• MATERIAL FOR THIS TASK:
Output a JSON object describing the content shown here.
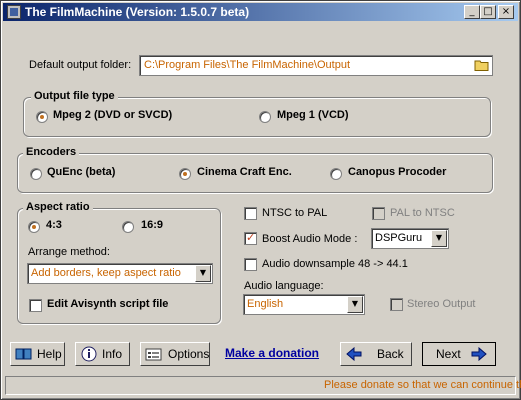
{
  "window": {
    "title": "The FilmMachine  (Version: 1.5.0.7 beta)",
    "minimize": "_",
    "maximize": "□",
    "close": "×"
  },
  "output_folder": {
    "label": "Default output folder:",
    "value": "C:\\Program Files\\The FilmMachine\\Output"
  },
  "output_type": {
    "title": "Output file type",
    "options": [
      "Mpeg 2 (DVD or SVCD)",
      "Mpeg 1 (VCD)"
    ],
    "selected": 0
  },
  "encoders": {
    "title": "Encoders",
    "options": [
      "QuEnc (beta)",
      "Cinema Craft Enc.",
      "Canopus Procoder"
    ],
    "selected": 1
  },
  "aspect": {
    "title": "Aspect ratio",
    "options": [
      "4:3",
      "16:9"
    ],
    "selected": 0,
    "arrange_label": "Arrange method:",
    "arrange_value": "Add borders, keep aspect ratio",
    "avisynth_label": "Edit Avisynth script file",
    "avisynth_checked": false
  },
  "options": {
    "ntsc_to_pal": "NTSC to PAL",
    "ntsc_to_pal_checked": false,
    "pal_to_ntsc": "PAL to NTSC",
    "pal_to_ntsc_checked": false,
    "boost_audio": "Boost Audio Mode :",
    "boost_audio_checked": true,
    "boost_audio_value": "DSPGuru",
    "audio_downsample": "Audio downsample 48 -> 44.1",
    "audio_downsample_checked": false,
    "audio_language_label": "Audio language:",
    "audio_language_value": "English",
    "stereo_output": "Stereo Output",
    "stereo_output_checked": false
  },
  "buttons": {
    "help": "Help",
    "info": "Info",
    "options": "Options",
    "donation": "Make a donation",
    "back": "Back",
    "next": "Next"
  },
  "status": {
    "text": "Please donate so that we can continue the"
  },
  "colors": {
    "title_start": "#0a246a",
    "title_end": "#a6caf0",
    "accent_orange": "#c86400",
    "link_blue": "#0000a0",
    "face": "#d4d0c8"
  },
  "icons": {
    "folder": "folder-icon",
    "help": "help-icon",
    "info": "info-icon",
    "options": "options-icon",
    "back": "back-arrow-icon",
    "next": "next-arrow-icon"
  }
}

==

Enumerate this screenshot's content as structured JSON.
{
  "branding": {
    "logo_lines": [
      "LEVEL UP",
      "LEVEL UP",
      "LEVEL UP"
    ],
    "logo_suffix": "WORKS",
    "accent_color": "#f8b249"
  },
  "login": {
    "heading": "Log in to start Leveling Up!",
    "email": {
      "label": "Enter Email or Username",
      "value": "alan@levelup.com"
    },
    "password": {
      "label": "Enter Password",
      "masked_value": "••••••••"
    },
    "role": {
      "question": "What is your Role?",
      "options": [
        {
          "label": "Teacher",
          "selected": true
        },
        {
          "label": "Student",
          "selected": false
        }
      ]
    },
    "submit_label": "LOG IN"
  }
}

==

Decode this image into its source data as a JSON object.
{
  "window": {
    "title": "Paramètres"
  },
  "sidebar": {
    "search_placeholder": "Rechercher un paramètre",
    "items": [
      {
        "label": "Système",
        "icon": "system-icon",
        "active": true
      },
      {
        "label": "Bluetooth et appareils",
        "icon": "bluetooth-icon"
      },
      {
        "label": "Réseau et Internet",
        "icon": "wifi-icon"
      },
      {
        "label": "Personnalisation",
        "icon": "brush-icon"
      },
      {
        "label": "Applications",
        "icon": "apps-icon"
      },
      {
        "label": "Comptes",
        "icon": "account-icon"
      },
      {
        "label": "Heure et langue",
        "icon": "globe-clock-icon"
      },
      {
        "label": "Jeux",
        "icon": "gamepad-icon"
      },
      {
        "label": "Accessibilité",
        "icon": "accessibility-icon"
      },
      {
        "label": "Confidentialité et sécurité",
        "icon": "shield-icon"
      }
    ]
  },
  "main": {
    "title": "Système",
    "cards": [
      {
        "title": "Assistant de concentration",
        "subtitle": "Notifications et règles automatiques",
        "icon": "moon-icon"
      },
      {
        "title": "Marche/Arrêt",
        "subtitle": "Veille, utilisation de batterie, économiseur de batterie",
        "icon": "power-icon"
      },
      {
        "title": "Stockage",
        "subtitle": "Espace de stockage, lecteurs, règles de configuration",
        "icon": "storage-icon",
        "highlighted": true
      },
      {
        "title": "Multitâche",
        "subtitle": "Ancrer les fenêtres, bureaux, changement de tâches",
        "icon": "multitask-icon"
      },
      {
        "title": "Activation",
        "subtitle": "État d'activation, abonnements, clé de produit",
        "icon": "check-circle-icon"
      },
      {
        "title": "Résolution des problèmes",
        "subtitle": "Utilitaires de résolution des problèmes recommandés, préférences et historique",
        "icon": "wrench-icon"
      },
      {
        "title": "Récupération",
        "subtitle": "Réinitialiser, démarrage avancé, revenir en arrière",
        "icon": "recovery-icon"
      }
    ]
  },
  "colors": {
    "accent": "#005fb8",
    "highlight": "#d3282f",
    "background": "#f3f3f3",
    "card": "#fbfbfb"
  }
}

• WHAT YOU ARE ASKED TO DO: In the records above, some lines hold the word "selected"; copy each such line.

• EXERCISE RESPONSE:
    "selected": 0
    "selected": 1
    "selected": 0,
          "selected": true
          "selected": false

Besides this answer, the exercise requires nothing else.